During the Comprehensive Peace Agreement (CPA) negotiations in Kenya, views and aspirations of the people who reverberate with SPLM-N vision were represented by SPLM. CPA promised Popular Consultations for the Nuba Mountains and Blue Nile State. The consultations were to help the respective communities confer with one another about their future in Sudan after South Sudan left. SPLM-N task itself with responsibility to ensure interests of the Nuba Mountains and Blue Nile citizens maintained and their dreams for peace and development recognized. However, Khartoum government admonishes existence of SPLM-N wish it disappear from the two border regions, culminating to exclusion of SPLM-N in the Addis Ababa cooperation agreement discussions in which security; trade, four-freedoms, and oil transport resumption were agreed amongst other items. In paper the agreement worked. Practically, it will not without SPLM-N contribution or consent since they claim authority and are working in areas bordering South Sudan. The movement is fighting to liberate the same people security arrangement were to protect, and who trade and four freedoms are expected to benefit. Besides, SPLM-N leaders signed Popular Consultation clauses (Abdel Aziz Adam El Hilu signed for Nuba and Malik Agar signed for Blue Nile) as part of the CPA. If South Sudan could not negotiate on behalf of SPLM-N and Sudan does not want to see it involved, who will follow up the Popular Consultations or post CPA issues in which the two areas are part of?

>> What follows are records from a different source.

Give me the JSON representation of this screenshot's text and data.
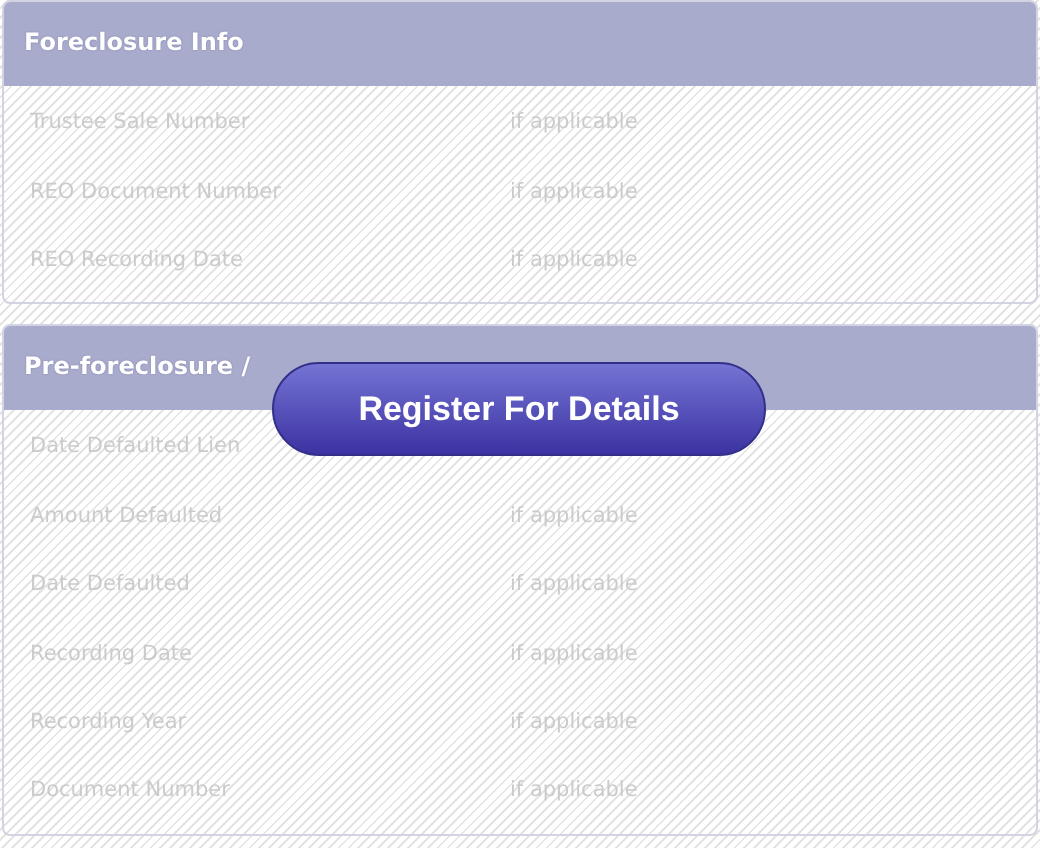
{
  "sections": [
    {
      "title": "Foreclosure Info",
      "rows": [
        {
          "label": "Trustee Sale Number",
          "value": "if applicable"
        },
        {
          "label": "REO Document Number",
          "value": "if applicable"
        },
        {
          "label": "REO Recording Date",
          "value": "if applicable"
        }
      ]
    },
    {
      "title": "Pre-foreclosure /",
      "rows": [
        {
          "label": "Date Defaulted Lien"
        },
        {
          "label": "Amount Defaulted",
          "value": "if applicable"
        },
        {
          "label": "Date Defaulted",
          "value": "if applicable"
        },
        {
          "label": "Recording Date",
          "value": "if applicable"
        },
        {
          "label": "Recording Year",
          "value": "if applicable"
        },
        {
          "label": "Document Number",
          "value": "if applicable"
        }
      ]
    }
  ],
  "register_button": {
    "label": "Register For Details"
  }
}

Addis Ababa Cooperation Agreement was intended to safe the two countries from economic collapse. In reality it is to the detriment of SPLM-N. The oil resumption agreement could worsen the SPLM-N case particularly if the Sudan acquired more money out of the oil deal to enhance its capacity to fund initiatives to end the SPLM-N insurgency in Nuba Mountains and Blue Nile. Sudan could also see it the other way, particularly with its consistent accusation of South Sudan’s support to SPLM-N. The trade agreement could be viewed in the same context. Sudan traders may cooperate with SPLM-N to secure permission to trade with South Sudan, but Sudan government will view such traders as danger to its security. From the security stand point SPLM-N may also look at Sudan traders as spies for government particularly if they knew areas of Sudan where SPLM-N hides and operates. It is a difficult game to play with SPLM-N dictating the situation.

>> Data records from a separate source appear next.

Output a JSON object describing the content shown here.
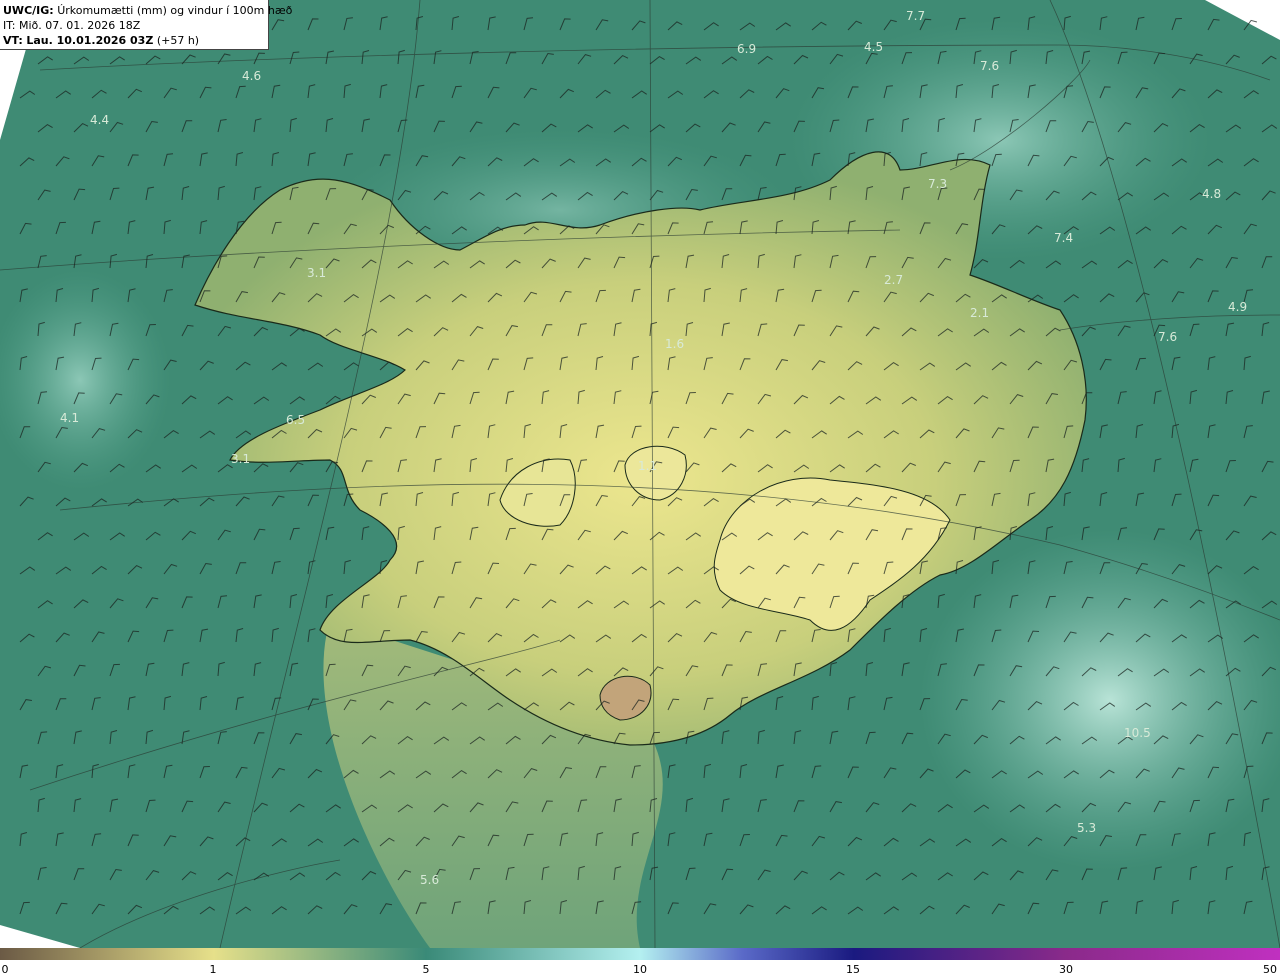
{
  "header": {
    "model": "UWC/IG:",
    "product": "Úrkomumætti (mm) og vindur í 100m hæð",
    "init_time": "IT: Mið. 07. 01. 2026 18Z",
    "valid_prefix": "VT:",
    "valid_time": "Lau. 10.01.2026 03Z",
    "lead_time": "(+57 h)"
  },
  "colorbar": {
    "ticks": [
      "0",
      "1",
      "5",
      "10",
      "15",
      "30",
      "50"
    ],
    "colors": [
      "#6b5a45",
      "#e6e08a",
      "#3a8a78",
      "#b4f0f0",
      "#1a1a80",
      "#8a2a8a",
      "#c030c0"
    ]
  },
  "map": {
    "sea_color": "#3d8a72",
    "land_color": "#c9cf7a",
    "value_labels": [
      "7.7",
      "6.9",
      "4.5",
      "7.6",
      "4.6",
      "4.4",
      "7.3",
      "4.8",
      "7.4",
      "3.1",
      "2.7",
      "4.9",
      "2.1",
      "7.6",
      "1.6",
      "4.1",
      "6.5",
      "3.1",
      "1.1",
      "10.5",
      "5.3",
      "5.6"
    ]
  }
}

To conclude, if the SPLM-N cannot disembark from the above issues, Sudan and South Sudan will continue to have hostilities between them; Sudan will continue to bomb South Sudanese civilians deep into South Sudan territories like it did on November 20-21 in Kiir Adem area of Northern Bahr El Gazel State, where Sudan’s Antonov killed 6 and injured 20 civilians and Sudan government claimed it operated inside its jurisdiction to smoke SPLM-N and allied rebels out; South Sudan oil flow will continue to be on halt leaving both countries to economically struggle; Trade between the two countries will depend on illegal smuggling of goods; and regrettably the Addis Ababa agreement will not be implemented. Therefore, Sudan need to negotiate with SPLM-N or the two countries agree to incorporate the SPLM-N in the cooperation agreement , at least to secure its consent or else no arrangement will work with current situation at the border in which the SPLM-N is an active actor.

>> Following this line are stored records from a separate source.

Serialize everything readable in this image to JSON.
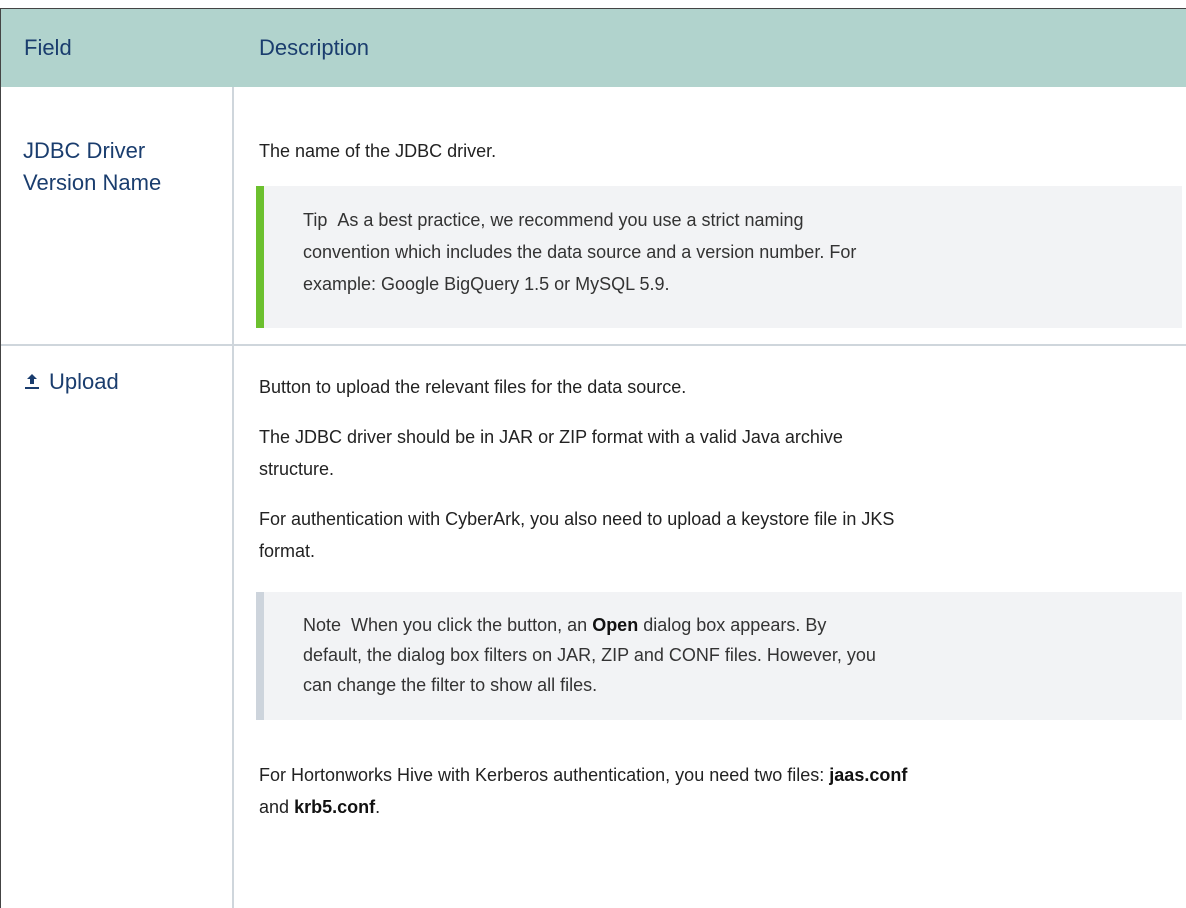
{
  "table": {
    "header": {
      "field": "Field",
      "description": "Description"
    },
    "rows": [
      {
        "field": "JDBC Driver Version Name",
        "field_line1": "JDBC Driver",
        "field_line2": "Version Name",
        "description": "The name of the JDBC driver.",
        "callout": {
          "type": "Tip",
          "text": "As a best practice, we recommend you use a strict naming convention which includes the data source and a version number. For example: Google BigQuery 1.5 or MySQL 5.9.",
          "line1": "As a best practice, we recommend you use a strict naming",
          "line2": "convention which includes the data source and a version number. For",
          "line3": "example: Google BigQuery 1.5 or MySQL 5.9."
        }
      },
      {
        "field": "Upload",
        "field_icon": "upload-icon",
        "p1": "Button to upload the relevant files for the data source.",
        "p2_line1": "The JDBC driver should be in JAR or ZIP format with a valid Java archive",
        "p2_line2": "structure.",
        "p3_line1": "For authentication with CyberArk, you also need to upload a keystore file in JKS",
        "p3_line2": "format.",
        "callout": {
          "type": "Note",
          "before_open": "When you click the button, an",
          "open": "Open",
          "after_open": "dialog box appears. By",
          "line2": "default, the dialog box filters on JAR, ZIP and CONF files. However, you",
          "line3": "can change the filter to show all files."
        },
        "p4_before": "For Hortonworks Hive with Kerberos authentication, you need two files:",
        "p4_file1": "jaas.conf",
        "p4_and": "and",
        "p4_file2": "krb5.conf",
        "p4_end": "."
      }
    ]
  },
  "colors": {
    "header_bg": "#b1d3cd",
    "header_text": "#1a3d6e",
    "tip_accent": "#6cc02e",
    "note_accent": "#cdd4dc",
    "callout_bg": "#f2f3f5"
  }
}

The writer is a South Sudanese residing in Bentiu, Unity State and can be reach at mjluoi@yahoo.com or dhuretingting@gmail.com.